AIM OF THE TASK: Each line below that contains "icon" counts once; report the total and nothing more.
....................
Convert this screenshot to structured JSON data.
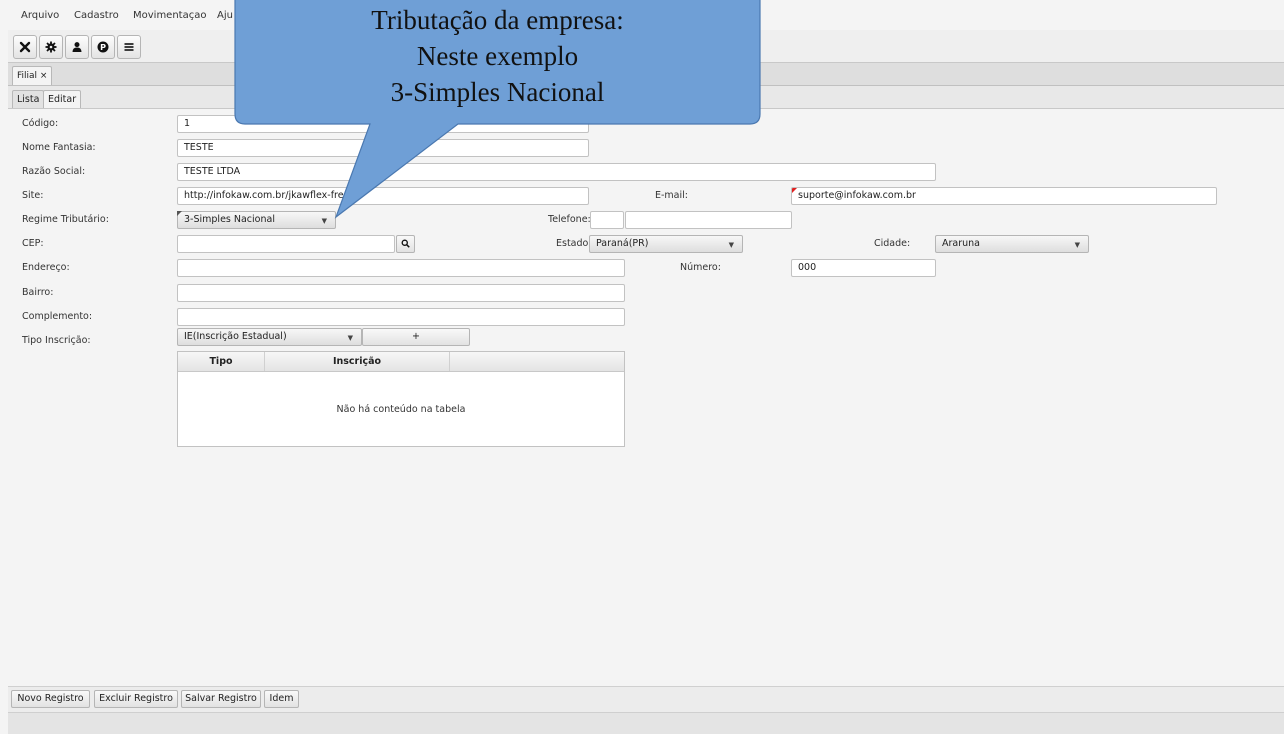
{
  "menu": [
    "Arquivo",
    "Cadastro",
    "Movimentaçao",
    "Aju"
  ],
  "toolbar": {
    "buttons": [
      "close-icon",
      "gear-icon",
      "user-icon",
      "p-circle-icon",
      "menu-icon"
    ]
  },
  "doc_tab": {
    "label": "Filial ×"
  },
  "sub_tabs": [
    "Lista",
    "Editar"
  ],
  "form": {
    "codigo": {
      "label": "Código:",
      "value": "1"
    },
    "nome_fantasia": {
      "label": "Nome Fantasia:",
      "value": "TESTE"
    },
    "razao_social": {
      "label": "Razão Social:",
      "value": "TESTE LTDA"
    },
    "site": {
      "label": "Site:",
      "value": "http://infokaw.com.br/jkawflex-fre"
    },
    "email": {
      "label": "E-mail:",
      "value": "suporte@infokaw.com.br"
    },
    "regime": {
      "label": "Regime Tributário:",
      "value": "3-Simples Nacional"
    },
    "telefone": {
      "label": "Telefone:",
      "ddd": "",
      "value": ""
    },
    "cep": {
      "label": "CEP:",
      "value": ""
    },
    "estado": {
      "label": "Estado:",
      "value": "Paraná(PR)"
    },
    "cidade": {
      "label": "Cidade:",
      "value": "Araruna"
    },
    "endereco": {
      "label": "Endereço:",
      "value": ""
    },
    "numero": {
      "label": "Número:",
      "value": "000"
    },
    "bairro": {
      "label": "Bairro:",
      "value": ""
    },
    "complemento": {
      "label": "Complemento:",
      "value": ""
    },
    "tipo_inscricao": {
      "label": "Tipo Inscrição:",
      "value": "IE(Inscrição Estadual)",
      "add_label": "+"
    }
  },
  "table": {
    "columns": [
      "Tipo",
      "Inscrição"
    ],
    "empty_message": "Não há conteúdo na tabela"
  },
  "bottom_buttons": [
    "Novo Registro",
    "Excluir Registro",
    "Salvar Registro",
    "Idem"
  ],
  "callout": {
    "lines": [
      "Tributação da empresa:",
      "Neste exemplo",
      "3-Simples Nacional"
    ],
    "fill": "#6f9fd6",
    "stroke": "#4a78b0"
  }
}
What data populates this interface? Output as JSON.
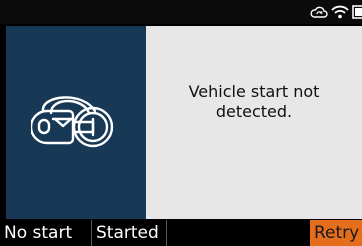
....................
ANSWER BOX: 5